(THE RECORDS Opens)

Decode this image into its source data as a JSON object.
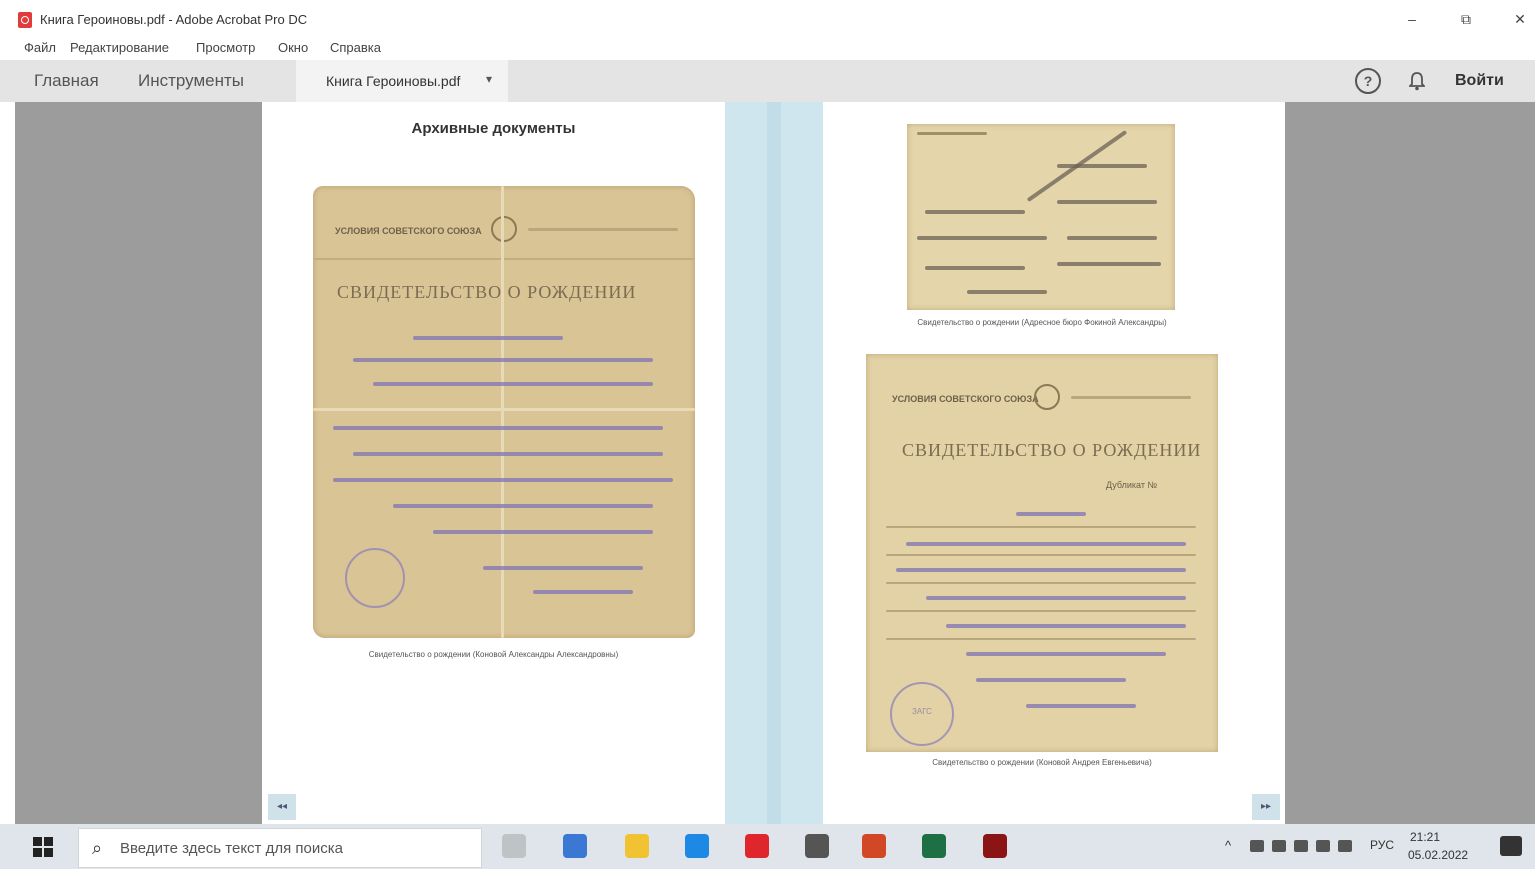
{
  "titlebar": {
    "title": "Книга Героиновы.pdf - Adobe Acrobat Pro DC",
    "minimize": "–",
    "maximize": "⧉",
    "close": "✕"
  },
  "menubar": {
    "items": [
      "Файл",
      "Редактирование",
      "Просмотр",
      "Окно",
      "Справка"
    ]
  },
  "tabs": {
    "home": "Главная",
    "tools": "Инструменты",
    "document": "Книга Героиновы.pdf",
    "chevron": "▾",
    "help": "?",
    "signin": "Войти"
  },
  "page_left": {
    "heading": "Архивные документы",
    "document": {
      "header": "УСЛОВИЯ СОВЕТСКОГО СОЮЗА",
      "title": "СВИДЕТЕЛЬСТВО О РОЖДЕНИИ"
    },
    "caption": "Свидетельство о рождении (Коновой Александры Александровны)"
  },
  "page_right": {
    "top_caption": "Свидетельство о рождении (Адресное бюро Фокиной Александры)",
    "document": {
      "header": "УСЛОВИЯ СОВЕТСКОГО СОЮЗА",
      "title": "СВИДЕТЕЛЬСТВО О РОЖДЕНИИ",
      "number": "Дубликат № ",
      "stamp_text": "ЗАГС"
    },
    "bottom_caption": "Свидетельство о рождении (Коновой Андрея Евгеньевича)"
  },
  "page_nav": {
    "left": "◂◂",
    "right": "▸▸"
  },
  "taskbar": {
    "search_placeholder": "Введите здесь текст для поиска",
    "search_icon": "⌕",
    "tray_arrow": "^",
    "language": "РУС",
    "time": "21:21",
    "date": "05.02.2022",
    "apps": [
      {
        "name": "task-view-icon",
        "color": "#bfc3c6"
      },
      {
        "name": "edge-icon",
        "color": "#3a78d4"
      },
      {
        "name": "file-explorer-icon",
        "color": "#f1c232"
      },
      {
        "name": "store-icon",
        "color": "#1e88e5"
      },
      {
        "name": "opera-icon",
        "color": "#e0262d"
      },
      {
        "name": "calculator-icon",
        "color": "#555555"
      },
      {
        "name": "powerpoint-icon",
        "color": "#d24726"
      },
      {
        "name": "excel-icon",
        "color": "#1d7044"
      },
      {
        "name": "acrobat-icon",
        "color": "#8b1515"
      }
    ]
  }
}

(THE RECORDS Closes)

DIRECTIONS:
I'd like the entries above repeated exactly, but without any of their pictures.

EXPECTED ANSWER:
Decode this image into its source data as a JSON object.
{
  "titlebar": {
    "title": "Книга Героиновы.pdf - Adobe Acrobat Pro DC",
    "minimize": "–",
    "maximize": "⧉",
    "close": "✕"
  },
  "menubar": {
    "items": [
      "Файл",
      "Редактирование",
      "Просмотр",
      "Окно",
      "Справка"
    ]
  },
  "tabs": {
    "home": "Главная",
    "tools": "Инструменты",
    "document": "Книга Героиновы.pdf",
    "chevron": "▾",
    "help": "?",
    "signin": "Войти"
  },
  "page_left": {
    "heading": "Архивные документы",
    "document": {
      "header": "УСЛОВИЯ СОВЕТСКОГО СОЮЗА",
      "title": "СВИДЕТЕЛЬСТВО О РОЖДЕНИИ"
    },
    "caption": "Свидетельство о рождении (Коновой Александры Александровны)"
  },
  "page_right": {
    "top_caption": "Свидетельство о рождении (Адресное бюро Фокиной Александры)",
    "document": {
      "header": "УСЛОВИЯ СОВЕТСКОГО СОЮЗА",
      "title": "СВИДЕТЕЛЬСТВО О РОЖДЕНИИ",
      "number": "Дубликат № ",
      "stamp_text": "ЗАГС"
    },
    "bottom_caption": "Свидетельство о рождении (Коновой Андрея Евгеньевича)"
  },
  "page_nav": {
    "left": "◂◂",
    "right": "▸▸"
  },
  "taskbar": {
    "search_placeholder": "Введите здесь текст для поиска",
    "search_icon": "⌕",
    "tray_arrow": "^",
    "language": "РУС",
    "time": "21:21",
    "date": "05.02.2022",
    "apps": [
      {
        "name": "task-view-icon",
        "color": "#bfc3c6"
      },
      {
        "name": "edge-icon",
        "color": "#3a78d4"
      },
      {
        "name": "file-explorer-icon",
        "color": "#f1c232"
      },
      {
        "name": "store-icon",
        "color": "#1e88e5"
      },
      {
        "name": "opera-icon",
        "color": "#e0262d"
      },
      {
        "name": "calculator-icon",
        "color": "#555555"
      },
      {
        "name": "powerpoint-icon",
        "color": "#d24726"
      },
      {
        "name": "excel-icon",
        "color": "#1d7044"
      },
      {
        "name": "acrobat-icon",
        "color": "#8b1515"
      }
    ]
  }
}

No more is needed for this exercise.